START Provided data

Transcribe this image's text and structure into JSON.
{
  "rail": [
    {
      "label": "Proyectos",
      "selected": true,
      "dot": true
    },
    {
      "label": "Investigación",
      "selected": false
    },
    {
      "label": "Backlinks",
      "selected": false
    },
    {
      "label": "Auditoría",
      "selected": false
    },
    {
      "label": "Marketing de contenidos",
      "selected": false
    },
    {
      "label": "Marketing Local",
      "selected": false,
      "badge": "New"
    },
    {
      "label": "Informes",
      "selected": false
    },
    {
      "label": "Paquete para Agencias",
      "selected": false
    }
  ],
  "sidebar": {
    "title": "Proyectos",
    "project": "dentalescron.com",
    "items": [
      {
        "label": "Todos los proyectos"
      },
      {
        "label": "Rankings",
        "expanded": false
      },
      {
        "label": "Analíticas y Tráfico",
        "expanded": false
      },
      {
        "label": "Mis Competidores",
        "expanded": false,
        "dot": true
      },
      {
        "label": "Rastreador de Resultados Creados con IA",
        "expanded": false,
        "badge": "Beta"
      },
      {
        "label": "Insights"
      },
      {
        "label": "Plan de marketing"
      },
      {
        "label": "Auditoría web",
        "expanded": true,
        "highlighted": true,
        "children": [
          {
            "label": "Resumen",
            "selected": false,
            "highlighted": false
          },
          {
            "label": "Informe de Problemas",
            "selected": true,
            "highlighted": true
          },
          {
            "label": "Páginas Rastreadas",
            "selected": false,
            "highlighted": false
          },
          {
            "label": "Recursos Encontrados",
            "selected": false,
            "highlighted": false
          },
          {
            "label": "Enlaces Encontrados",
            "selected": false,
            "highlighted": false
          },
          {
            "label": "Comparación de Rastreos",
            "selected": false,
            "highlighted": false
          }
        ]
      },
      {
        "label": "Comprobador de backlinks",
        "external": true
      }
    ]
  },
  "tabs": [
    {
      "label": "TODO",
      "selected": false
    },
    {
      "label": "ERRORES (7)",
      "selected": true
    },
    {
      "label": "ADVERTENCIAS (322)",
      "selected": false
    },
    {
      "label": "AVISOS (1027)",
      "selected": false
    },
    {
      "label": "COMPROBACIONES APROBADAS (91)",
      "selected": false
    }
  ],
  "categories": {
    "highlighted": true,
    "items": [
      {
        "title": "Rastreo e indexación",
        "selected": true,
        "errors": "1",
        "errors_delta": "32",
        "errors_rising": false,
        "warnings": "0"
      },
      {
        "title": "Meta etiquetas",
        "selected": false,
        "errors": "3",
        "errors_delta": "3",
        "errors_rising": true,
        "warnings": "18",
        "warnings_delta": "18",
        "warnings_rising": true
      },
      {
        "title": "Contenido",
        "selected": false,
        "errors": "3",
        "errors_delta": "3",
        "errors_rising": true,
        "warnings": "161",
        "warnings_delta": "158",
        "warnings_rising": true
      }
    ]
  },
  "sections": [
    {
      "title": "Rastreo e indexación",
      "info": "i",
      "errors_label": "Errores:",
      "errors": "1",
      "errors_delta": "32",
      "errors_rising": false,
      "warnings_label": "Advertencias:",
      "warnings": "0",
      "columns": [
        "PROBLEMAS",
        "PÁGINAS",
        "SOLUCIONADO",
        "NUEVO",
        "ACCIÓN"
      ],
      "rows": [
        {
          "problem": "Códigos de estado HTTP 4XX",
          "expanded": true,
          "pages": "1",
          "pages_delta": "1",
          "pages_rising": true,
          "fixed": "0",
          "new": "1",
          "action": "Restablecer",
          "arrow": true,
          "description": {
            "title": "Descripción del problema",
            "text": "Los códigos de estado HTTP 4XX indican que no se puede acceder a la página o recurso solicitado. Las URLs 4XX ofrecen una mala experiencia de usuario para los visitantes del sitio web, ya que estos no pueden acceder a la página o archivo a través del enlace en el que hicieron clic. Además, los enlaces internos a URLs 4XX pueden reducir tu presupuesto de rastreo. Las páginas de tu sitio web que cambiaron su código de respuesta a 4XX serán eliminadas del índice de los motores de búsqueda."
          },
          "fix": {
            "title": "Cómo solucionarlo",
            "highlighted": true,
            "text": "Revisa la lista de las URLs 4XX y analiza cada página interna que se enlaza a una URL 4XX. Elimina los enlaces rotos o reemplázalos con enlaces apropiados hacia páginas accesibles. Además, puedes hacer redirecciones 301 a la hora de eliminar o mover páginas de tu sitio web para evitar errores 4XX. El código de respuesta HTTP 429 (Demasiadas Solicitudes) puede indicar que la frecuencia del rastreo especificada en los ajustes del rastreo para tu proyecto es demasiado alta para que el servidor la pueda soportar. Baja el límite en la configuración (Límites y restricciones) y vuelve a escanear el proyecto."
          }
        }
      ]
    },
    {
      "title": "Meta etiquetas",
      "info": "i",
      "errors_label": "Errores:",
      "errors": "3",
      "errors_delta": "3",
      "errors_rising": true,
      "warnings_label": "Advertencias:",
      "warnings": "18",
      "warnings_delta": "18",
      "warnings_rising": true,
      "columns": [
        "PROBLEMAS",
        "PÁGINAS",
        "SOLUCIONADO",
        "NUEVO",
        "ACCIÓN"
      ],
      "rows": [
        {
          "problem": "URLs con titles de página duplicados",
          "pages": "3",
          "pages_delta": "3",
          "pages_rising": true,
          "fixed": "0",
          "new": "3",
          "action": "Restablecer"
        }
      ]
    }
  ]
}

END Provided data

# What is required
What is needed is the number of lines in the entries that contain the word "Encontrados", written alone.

# Your solution
2